The discussion is basically a dialogue of the deaf, with opinions splitting along familiar right-left lines. One left-leaning commentator insists that we are all members of the human race. Yes, indeed, but that does not mean that there are not aggregate differences among population groups. In a series of studies, Luigi Luca Cavalli-Sforza has shown that, based on mitochondrial and other DNA evidence, there are significant differences among population groups or pools. In this way, he has been able to construct evolutionary trees, showing how these differences arose and were confirmed.
Another common argument among the left-leaning faction is that one can measure individual intelligence but never group intelligence--between blacks and whites, women and men, and so forth. Well, if we can study differences in height and eye color on a group basis, why not do the same for intelligence? This taboo seems political, with no discernible objective basis.
Left-leaning observers often complain, with much justice, that conservatives who deny evolution and climate change are anti-science. In this matter of group intelligence, though, it is the left-leaning people who are anti-science. Both groups seem to adhere to a cafeteria approach to scientific evidence.
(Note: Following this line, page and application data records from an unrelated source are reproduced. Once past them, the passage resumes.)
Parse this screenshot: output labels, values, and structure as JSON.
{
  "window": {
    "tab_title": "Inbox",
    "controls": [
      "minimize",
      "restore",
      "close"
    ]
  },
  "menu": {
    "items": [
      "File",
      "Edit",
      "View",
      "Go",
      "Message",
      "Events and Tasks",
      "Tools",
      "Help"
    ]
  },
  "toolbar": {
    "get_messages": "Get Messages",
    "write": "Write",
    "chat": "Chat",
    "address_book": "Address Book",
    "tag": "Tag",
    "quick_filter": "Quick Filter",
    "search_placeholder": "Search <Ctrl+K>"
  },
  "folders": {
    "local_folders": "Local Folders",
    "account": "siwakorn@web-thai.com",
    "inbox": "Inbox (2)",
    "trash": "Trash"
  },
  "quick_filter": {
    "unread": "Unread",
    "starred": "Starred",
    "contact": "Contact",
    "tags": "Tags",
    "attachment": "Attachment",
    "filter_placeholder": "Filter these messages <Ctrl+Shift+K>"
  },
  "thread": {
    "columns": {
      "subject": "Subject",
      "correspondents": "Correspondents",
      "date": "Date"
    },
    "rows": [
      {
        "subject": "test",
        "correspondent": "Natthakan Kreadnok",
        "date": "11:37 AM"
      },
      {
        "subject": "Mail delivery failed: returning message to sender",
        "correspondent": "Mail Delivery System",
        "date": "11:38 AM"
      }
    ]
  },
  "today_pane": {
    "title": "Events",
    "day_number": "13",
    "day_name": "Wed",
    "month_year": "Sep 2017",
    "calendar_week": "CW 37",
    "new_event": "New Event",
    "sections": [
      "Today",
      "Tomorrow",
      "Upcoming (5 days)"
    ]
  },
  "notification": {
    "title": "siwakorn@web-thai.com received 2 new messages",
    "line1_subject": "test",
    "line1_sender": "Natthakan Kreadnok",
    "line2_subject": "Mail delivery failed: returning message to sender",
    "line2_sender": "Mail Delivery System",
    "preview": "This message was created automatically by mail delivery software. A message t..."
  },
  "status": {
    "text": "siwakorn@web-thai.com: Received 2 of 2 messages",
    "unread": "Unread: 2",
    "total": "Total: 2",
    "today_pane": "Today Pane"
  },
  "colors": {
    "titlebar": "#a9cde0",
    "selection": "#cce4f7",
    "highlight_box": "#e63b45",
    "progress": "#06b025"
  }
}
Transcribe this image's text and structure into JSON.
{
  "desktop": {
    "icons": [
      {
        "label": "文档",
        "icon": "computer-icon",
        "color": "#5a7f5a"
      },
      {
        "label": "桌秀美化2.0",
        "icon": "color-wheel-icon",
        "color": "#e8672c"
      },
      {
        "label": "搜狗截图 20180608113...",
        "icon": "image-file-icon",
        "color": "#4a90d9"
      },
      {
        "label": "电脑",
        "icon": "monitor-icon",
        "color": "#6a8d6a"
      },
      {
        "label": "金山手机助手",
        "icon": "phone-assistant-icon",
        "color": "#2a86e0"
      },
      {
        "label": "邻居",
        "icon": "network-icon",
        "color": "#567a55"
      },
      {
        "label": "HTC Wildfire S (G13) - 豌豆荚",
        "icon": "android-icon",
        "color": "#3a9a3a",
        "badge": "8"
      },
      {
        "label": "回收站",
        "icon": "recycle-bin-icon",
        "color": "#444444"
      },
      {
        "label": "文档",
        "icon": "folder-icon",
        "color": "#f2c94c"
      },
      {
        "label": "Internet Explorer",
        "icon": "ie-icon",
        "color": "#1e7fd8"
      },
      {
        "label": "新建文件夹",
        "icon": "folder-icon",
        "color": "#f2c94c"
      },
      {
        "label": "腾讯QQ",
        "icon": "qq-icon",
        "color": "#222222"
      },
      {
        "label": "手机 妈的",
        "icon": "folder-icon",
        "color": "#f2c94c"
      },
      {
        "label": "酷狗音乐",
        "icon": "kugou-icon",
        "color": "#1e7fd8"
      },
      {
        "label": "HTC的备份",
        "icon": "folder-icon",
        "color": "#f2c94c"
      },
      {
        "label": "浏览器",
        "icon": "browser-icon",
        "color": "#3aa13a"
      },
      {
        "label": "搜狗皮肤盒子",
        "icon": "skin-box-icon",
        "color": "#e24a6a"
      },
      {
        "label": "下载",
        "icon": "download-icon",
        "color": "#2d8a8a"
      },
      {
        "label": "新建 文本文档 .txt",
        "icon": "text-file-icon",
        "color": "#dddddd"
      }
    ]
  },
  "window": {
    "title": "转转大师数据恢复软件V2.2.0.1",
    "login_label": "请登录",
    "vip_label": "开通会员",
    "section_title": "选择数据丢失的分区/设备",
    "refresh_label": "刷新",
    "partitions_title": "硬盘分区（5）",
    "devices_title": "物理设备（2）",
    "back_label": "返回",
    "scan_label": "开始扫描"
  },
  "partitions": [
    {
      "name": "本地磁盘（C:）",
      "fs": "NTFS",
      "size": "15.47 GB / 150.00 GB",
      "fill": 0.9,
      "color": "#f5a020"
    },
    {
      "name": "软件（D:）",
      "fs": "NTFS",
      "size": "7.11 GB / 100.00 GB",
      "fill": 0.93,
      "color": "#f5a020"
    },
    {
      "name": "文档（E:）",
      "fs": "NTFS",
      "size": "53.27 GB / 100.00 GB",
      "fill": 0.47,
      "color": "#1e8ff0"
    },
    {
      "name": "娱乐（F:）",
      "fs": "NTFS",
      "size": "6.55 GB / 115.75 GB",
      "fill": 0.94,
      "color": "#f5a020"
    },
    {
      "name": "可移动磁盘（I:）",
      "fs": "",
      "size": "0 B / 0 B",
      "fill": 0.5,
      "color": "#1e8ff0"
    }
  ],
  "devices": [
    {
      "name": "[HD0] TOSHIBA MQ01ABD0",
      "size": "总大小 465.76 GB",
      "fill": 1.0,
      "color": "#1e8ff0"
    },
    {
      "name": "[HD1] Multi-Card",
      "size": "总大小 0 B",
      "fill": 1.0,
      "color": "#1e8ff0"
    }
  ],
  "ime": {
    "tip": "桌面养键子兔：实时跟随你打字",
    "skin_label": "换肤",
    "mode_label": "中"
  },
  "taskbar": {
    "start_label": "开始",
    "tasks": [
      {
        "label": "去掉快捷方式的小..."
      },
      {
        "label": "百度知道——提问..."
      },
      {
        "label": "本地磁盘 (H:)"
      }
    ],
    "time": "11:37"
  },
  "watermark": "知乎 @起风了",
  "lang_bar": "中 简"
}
I confess that I have doubts about reducing the question of intelligence to g (or general intelligence). There are other aspects of intelligence, such as can-do knowledge and sensitivity to the needs of other people, that are not included under this rubric. Still, no one has been able to work out an acceptable pluralistic theory of intelligence(s) that would include all the significant variables.